Joe S. (mailman1) from GREENVILLE, OH Reviewed on 1/21/2008...
this is not the remastered version but the original cd it does not have tracks 12 and 13 on it
0 of 1 member(s) found this review helpful.
Good compilation, but not the longer album cuts
Kenneth Walker | Virginia Beach, VA USA | 09/26/2001
(3 out of 5 stars)
"As a fan of BS&T from the original days, but with no LP's of the band in my possession, I had been looking for a "best of" CD compilation when I came across this one on Amazon. The real excellence of the band is, in my opinion, due to the exemplary jazz chops showcased on so many of their songs, so I wanted to make sure this compilation was complete in that respect--in other words, containing full album cuts, rather than the shorter "radio" versions as played in the band's heyday...Two of the band's signature hits, "And When I Die" and "Spinning Wheel" are, alas, the SHORTER versions, missing the outstanding jazz breaks altogether. Not that that's bad, as BS&T's songs are so good that they defy editing; but these shorter versions just don't showcase the band to its fullest extent.Thankfully, "God Bless The Child" DOES have it's jazzy interlude intact--an extraordinary example of BS&T at its best.Granted, this is a "greatest hits" CD--hits based on radio play of the shorter versions. But it could have been a MAGNIFICENT collection if it had included the longer, complete versions of all the songs. As it is, it's "merely" better-than-good."
Big Band Rock When It Wasn't An Oxymoron
Anthony G Pizza | FL | 01/03/2000
(4 out of 5 stars)
""What goes up...must come down," so the song says, and with Blood Sweat and Tears an era of jazz-rock fusion did both. These songs were standards in 1969 -- three hit #2 on the charts -- and introduced a new rock and roll style that Chicago softened and rolled into a hit-making machine throughout the 70s. Lead singer David Clayton-Thomas rips through his material with a preacher's passion, especially Laura Nyro's "And When I Die," his own "Spinning Wheel," "Lucretia McEvil," and "Lisa, Listen to Me." But it's "Sometimes In Winter" and the two songs from the first, non-Clayton-Thomas album, "I Can't Quit Her," and "I Love You More Than You'll Ever Know," that show how progressive this music was and could've been under original leader Al Kooper. Even so, this is an excellent sampler from a group which sincerely tried to bridge two generations of music."

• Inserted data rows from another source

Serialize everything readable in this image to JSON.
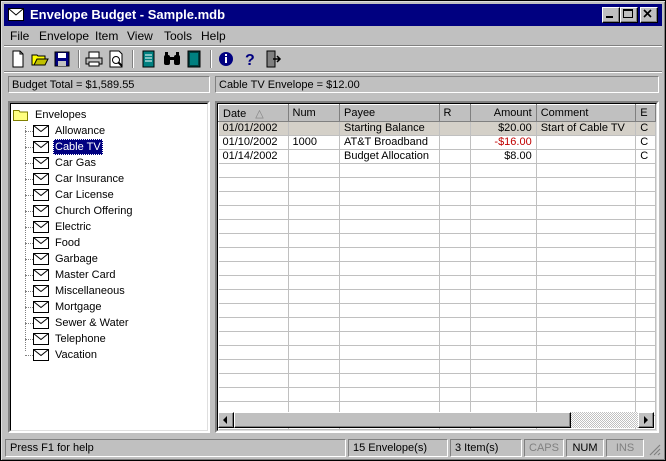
{
  "window": {
    "title": "Envelope Budget - Sample.mdb"
  },
  "menu": [
    "File",
    "Envelope",
    "Item",
    "View",
    "Tools",
    "Help"
  ],
  "toolbar_icons": [
    "new-icon",
    "open-icon",
    "save-icon",
    "print-icon",
    "print-preview-icon",
    "ledger-icon",
    "find-icon",
    "book-icon",
    "info-icon",
    "help-icon",
    "exit-icon"
  ],
  "info": {
    "budget_total": "Budget Total = $1,589.55",
    "envelope_total": "Cable TV Envelope = $12.00"
  },
  "tree": {
    "root": "Envelopes",
    "items": [
      "Allowance",
      "Cable TV",
      "Car Gas",
      "Car Insurance",
      "Car License",
      "Church Offering",
      "Electric",
      "Food",
      "Garbage",
      "Master Card",
      "Miscellaneous",
      "Mortgage",
      "Sewer & Water",
      "Telephone",
      "Vacation"
    ],
    "selected": "Cable TV"
  },
  "grid": {
    "columns": [
      "Date",
      "Num",
      "Payee",
      "R",
      "Amount",
      "Comment",
      "E"
    ],
    "rows": [
      {
        "date": "01/01/2002",
        "num": "",
        "payee": "Starting Balance",
        "r": "",
        "amount": "$20.00",
        "comment": "Start of Cable TV",
        "e": "C"
      },
      {
        "date": "01/10/2002",
        "num": "1000",
        "payee": "AT&T Broadband",
        "r": "",
        "amount": "-$16.00",
        "comment": "",
        "e": "C"
      },
      {
        "date": "01/14/2002",
        "num": "",
        "payee": "Budget Allocation",
        "r": "",
        "amount": "$8.00",
        "comment": "",
        "e": "C"
      }
    ]
  },
  "status": {
    "help": "Press F1 for help",
    "envelopes": "15 Envelope(s)",
    "items": "3 Item(s)",
    "caps": "CAPS",
    "num": "NUM",
    "ins": "INS"
  },
  "colors": {
    "title_bar": "#000080",
    "negative": "#c00000"
  }
}
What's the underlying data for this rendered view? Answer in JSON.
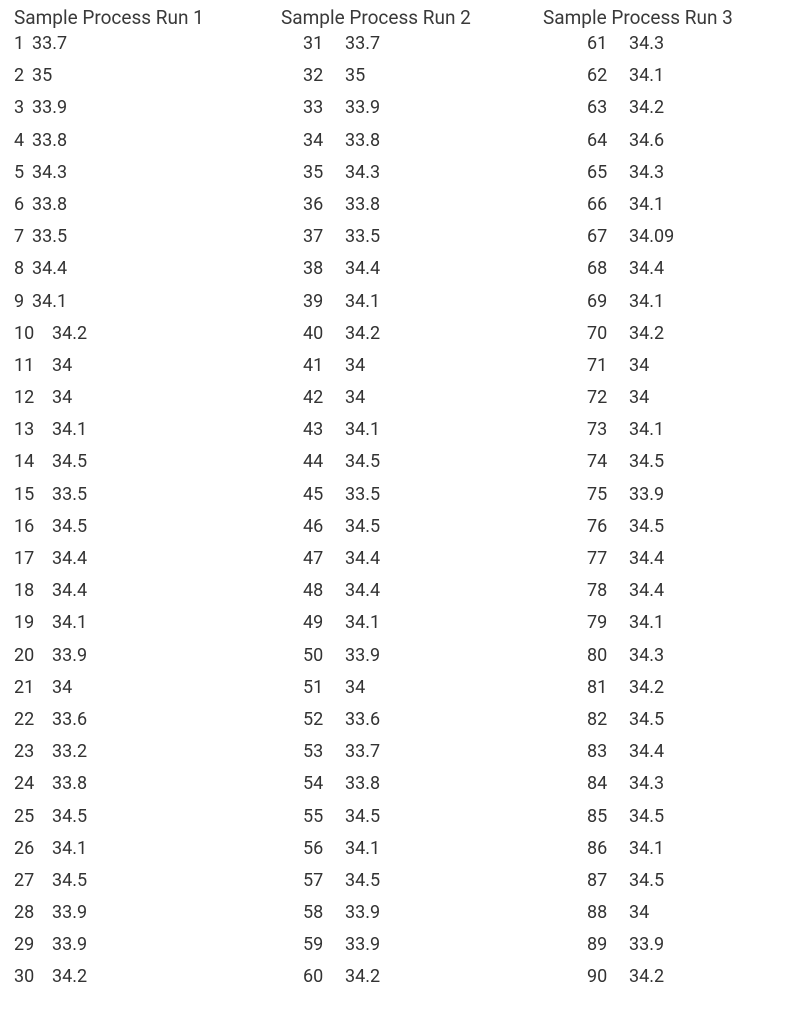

Great stuff from a happy time.
Eric V. Moye | New York, by way of Dallas | 07/29/2000
(5 out of 5 stars)
"Another reviewer stole my opening line: This album does make me so very happy.Argue all you wish about whether BS&T was better with or without David Clayton-Thomas. You cannot argue with the fact that this reissue has some really great music, and most of the band's best!We expect them to rock the house with songs like "Spinning Wheel", and "Lucretia McEvil". The in-your-face horn section does not overplay the band on their gentler hits found here, like "Somethimes in Winter" or "I Love You More Than You'll Ever Know".I must disagree with another reviewer with regard to the jazz interludes which appear here in some songs (as opposed to the A.M. radio versions). They positively make songs like "Spinning Wheel" and without the interlude, "God Bless The Child" would not be half the song it was.This is a fine fine piece of music."
Why cut out the solos?
bennymussolini | Durango, CO USA | 08/26/2002
(1 out of 5 stars)
"One of the greatest horn sections of the seventies was basically raped by the re-issue of this greatest hits compilation. I have the earlier version (with original album cuts), and the songs are just amazing. The horn breakdowns on Lucrecia McEvil, God Bless the Child, and Spinning Wheel are the most impressing parts of the music. My fear is that new fans will miss those important elements of B,S,&T's music."
The best sounding release of this classic greatest hits comp
Bradley Olson | Bemidji, MN United States | 08/02/2006
(5 out of 5 stars)
"This is an excellent sounding reissue of a classic LP and this CD is worth buying for either diehards or the casual fans: The original LP is all mono using the 45 versions, the original CD issue used the stereo LP versions. In 1999, the Greatest Hits LP was reissued again on CD, this time using the 45 versions in stereo that came from the promo 45 stereo single masters and this release became the first time the 45 versions ended up available in stereo for wide release. So collectors, audiophiles and casual fans should buy this CD. If you want a greatest hits collection with the LP versions, buy the "What Goes Up?" 2 CD set or the 1980s CD of this compilation."